National Impaired Driving Enforcement Day is a nationwide RCMP initiative taking place this Saturday, Dec. 7th, during National Safe Driving Week, which runs from Dec. 1st to 7th.
The RCMP is committed to tackling impaired driving.
If you see someone you know attempting to drive home under the influence, reach out and stop them. Here are some tips to help:
· call a taxi/rideshare service.
· if available and sober, be their designated driver.
· offer your sofa for the night.
· take their keys away if necessary. Return the keys only if it is safe to do so.
· call 911 if they refuse to cooperate. It is safer for everyone to remove the risk.
This winter, unsafe weather conditions, poor visibility and fatigue can make it tougher to get home. Practice these preventative measures to keep your drive safe:
Be an early bird. Give yourself extra time for your commute. You won’t have to speed and can avoid major collisions by taking alternate routes.
Leave some room. Always maintain a safe (five-second) distance between you and the vehicle in front of you.
Be seen. Keep your lights and signals in good working order to be visible to other road users.
“In 2018 and 2019, there were over 3,700 impaired operation incidents cleared by charge from January 1st to October 31st. Unfortunately, impaired driving is still an ongoing issue on our roadways and remains a major contributing factor in fatal and serious injuries in Alberta,” says Supt.
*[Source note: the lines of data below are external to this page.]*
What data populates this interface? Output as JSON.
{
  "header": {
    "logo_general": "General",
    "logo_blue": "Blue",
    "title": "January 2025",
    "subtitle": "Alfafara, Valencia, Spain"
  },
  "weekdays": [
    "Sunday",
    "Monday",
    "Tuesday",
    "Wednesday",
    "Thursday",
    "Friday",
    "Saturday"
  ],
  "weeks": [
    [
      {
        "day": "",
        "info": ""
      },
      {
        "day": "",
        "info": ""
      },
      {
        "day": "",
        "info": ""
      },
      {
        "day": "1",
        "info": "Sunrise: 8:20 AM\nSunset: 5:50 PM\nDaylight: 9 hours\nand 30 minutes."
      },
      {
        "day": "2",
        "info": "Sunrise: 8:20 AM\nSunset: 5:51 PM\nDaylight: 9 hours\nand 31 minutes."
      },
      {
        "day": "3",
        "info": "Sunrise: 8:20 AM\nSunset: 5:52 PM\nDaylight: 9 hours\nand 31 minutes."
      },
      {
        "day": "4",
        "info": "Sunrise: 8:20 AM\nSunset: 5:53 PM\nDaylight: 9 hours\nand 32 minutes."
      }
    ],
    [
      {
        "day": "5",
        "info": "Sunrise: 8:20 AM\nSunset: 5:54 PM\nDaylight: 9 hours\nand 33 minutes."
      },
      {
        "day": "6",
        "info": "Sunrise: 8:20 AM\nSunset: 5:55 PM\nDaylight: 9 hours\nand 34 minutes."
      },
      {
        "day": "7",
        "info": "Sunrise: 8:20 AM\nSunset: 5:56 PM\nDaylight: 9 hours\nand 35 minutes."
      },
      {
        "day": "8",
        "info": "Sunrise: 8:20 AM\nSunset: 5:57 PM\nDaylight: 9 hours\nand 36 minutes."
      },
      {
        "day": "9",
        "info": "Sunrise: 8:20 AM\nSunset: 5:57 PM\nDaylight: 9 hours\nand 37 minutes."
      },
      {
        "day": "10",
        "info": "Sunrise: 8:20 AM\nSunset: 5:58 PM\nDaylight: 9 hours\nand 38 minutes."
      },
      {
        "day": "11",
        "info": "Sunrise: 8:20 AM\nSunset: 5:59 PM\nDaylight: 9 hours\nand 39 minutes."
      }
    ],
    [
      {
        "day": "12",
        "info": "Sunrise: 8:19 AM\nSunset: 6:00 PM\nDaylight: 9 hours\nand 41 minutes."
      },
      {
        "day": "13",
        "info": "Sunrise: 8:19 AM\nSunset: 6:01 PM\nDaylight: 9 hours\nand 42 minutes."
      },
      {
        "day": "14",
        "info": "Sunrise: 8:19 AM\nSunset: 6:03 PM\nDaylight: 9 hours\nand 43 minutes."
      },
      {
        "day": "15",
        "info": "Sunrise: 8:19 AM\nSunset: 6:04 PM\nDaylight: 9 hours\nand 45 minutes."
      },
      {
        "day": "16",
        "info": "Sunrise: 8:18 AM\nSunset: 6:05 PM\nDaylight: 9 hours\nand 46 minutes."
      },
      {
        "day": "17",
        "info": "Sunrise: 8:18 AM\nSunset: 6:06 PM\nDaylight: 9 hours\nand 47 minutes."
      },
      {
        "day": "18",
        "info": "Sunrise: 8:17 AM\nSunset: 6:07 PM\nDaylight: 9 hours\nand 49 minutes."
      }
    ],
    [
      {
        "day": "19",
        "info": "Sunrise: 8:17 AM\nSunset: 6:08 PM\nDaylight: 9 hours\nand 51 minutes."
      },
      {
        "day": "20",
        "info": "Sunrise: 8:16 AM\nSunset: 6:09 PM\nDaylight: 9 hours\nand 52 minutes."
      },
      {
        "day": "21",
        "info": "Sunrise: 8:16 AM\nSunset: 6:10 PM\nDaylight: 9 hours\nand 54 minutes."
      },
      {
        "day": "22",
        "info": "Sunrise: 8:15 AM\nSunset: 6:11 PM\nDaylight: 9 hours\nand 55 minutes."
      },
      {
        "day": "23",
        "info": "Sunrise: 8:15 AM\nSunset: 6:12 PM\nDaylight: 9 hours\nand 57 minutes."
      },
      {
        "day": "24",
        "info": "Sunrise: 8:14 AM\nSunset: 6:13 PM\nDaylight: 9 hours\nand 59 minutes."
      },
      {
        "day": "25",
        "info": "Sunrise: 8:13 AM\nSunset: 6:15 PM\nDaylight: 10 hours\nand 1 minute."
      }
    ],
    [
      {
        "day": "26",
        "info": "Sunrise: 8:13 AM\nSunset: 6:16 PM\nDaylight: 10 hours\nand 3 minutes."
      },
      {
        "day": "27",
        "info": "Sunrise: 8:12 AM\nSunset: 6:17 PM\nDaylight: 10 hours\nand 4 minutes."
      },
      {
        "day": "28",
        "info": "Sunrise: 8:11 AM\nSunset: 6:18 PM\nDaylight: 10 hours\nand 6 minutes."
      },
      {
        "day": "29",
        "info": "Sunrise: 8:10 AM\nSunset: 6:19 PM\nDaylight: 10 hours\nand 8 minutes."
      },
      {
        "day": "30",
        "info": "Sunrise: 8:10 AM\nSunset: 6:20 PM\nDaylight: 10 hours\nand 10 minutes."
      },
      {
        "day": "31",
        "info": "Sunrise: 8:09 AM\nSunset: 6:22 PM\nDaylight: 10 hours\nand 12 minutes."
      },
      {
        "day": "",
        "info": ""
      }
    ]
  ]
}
Gary Graham, Alberta RCMP Traffic Services.
“We will continue collaborating with road users, community members and traffic safety partners to keep each other safe; do the right thing and don’t drive impaired.”
The Alberta RCMP will continue to work with Alberta Sheriffs and other law enforcement and safety partners to ensure Albertans make the right driving decisions. Follow our traffic safety tips on Facebook @RCMPinAlberta and Twitter @RCMPAlberta.
“You should never drive impaired or get into a car with an impaired driver. There’s no excuse,” says Supt. Rick Gardner, Alberta Sheriffs.
“Wherever you live, the biggest risk is not about getting caught, it is about the possibility that you may hurt someone, or yourself, on the way home.”